Work instruction: The answer must be every line below that holds the word "Current".

Data shown:
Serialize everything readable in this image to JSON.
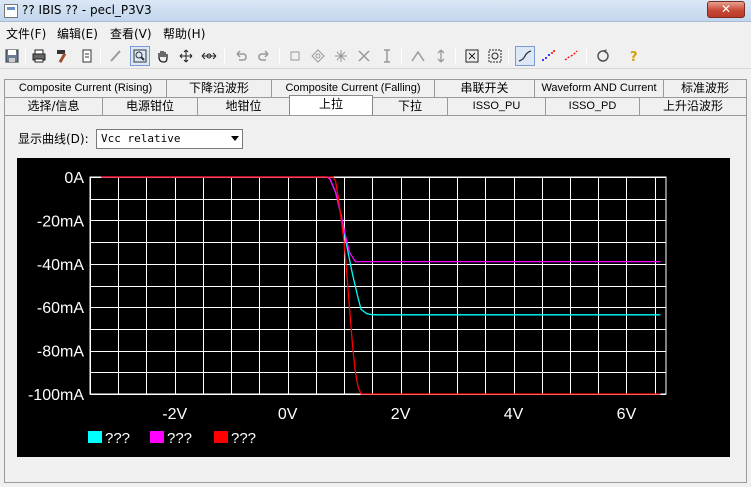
{
  "window": {
    "title": "?? IBIS ?? - pecl_P3V3",
    "close_label": "✕"
  },
  "menu": [
    "文件(F)",
    "编辑(E)",
    "查看(V)",
    "帮助(H)"
  ],
  "toolbar": {
    "icons": [
      "save-icon",
      "print-icon",
      "hammer-icon",
      "document-icon",
      "pencil-icon",
      "zoom-icon",
      "hand-icon",
      "move-icon",
      "expand-icon",
      "undo-icon",
      "redo-icon",
      "rectangle-icon",
      "diamond-icon",
      "star-icon",
      "cross-icon",
      "ibeam-icon",
      "peak-icon",
      "vertical-arrows-icon",
      "fit-icon",
      "zoom-region-icon",
      "curve-icon",
      "dots-icon",
      "dotted-line-icon",
      "refresh-icon",
      "help-icon"
    ]
  },
  "tabs": {
    "row1": [
      "Composite Current (Rising)",
      "下降沿波形",
      "Composite Current (Falling)",
      "串联开关",
      "Waveform AND Current",
      "标准波形"
    ],
    "row2": [
      "选择/信息",
      "电源钳位",
      "地钳位",
      "上拉",
      "下拉",
      "ISSO_PU",
      "ISSO_PD",
      "上升沿波形"
    ],
    "active": "上拉"
  },
  "display_curve": {
    "label": "显示曲线(D):",
    "selected": "Vcc relative"
  },
  "colors": {
    "background": "#000000",
    "grid": "#ffffff",
    "series": [
      "#00ffff",
      "#ff00ff",
      "#ff0000"
    ]
  },
  "chart_data": {
    "type": "line",
    "xlim": [
      -3.5,
      6.7
    ],
    "ylim": [
      -100,
      0
    ],
    "xticks": [
      -2,
      0,
      2,
      4,
      6
    ],
    "xtick_labels": [
      "-2V",
      "0V",
      "2V",
      "4V",
      "6V"
    ],
    "yticks": [
      0,
      -20,
      -40,
      -60,
      -80,
      -100
    ],
    "ytick_labels": [
      "0A",
      "-20mA",
      "-40mA",
      "-60mA",
      "-80mA",
      "-100mA"
    ],
    "grid": true,
    "legend_placement": "bottom-left",
    "series": [
      {
        "name": "???",
        "color": "#00ffff",
        "x": [
          -3.3,
          0.7,
          0.75,
          0.85,
          0.95,
          1.05,
          1.15,
          1.25,
          1.3,
          1.4,
          1.5,
          6.6
        ],
        "y": [
          0,
          0,
          -1,
          -7,
          -18,
          -32,
          -45,
          -56,
          -61,
          -63,
          -63.5,
          -63.5
        ]
      },
      {
        "name": "???",
        "color": "#ff00ff",
        "x": [
          -3.3,
          0.7,
          0.75,
          0.85,
          0.95,
          1.05,
          1.1,
          1.2,
          1.4,
          6.6
        ],
        "y": [
          0,
          0,
          -1,
          -7,
          -18,
          -30,
          -35,
          -39,
          -39,
          -39
        ]
      },
      {
        "name": "???",
        "color": "#ff0000",
        "x": [
          -3.3,
          0.8,
          0.85,
          0.9,
          1.0,
          1.05,
          1.1,
          1.15,
          1.2,
          1.25,
          1.3,
          6.6
        ],
        "y": [
          0,
          0,
          -2,
          -10,
          -30,
          -45,
          -62,
          -78,
          -90,
          -97,
          -100,
          -100
        ]
      }
    ]
  }
}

Solution to this task:
      "Composite Current (Rising)",
      "Composite Current (Falling)",
      "Waveform AND Current",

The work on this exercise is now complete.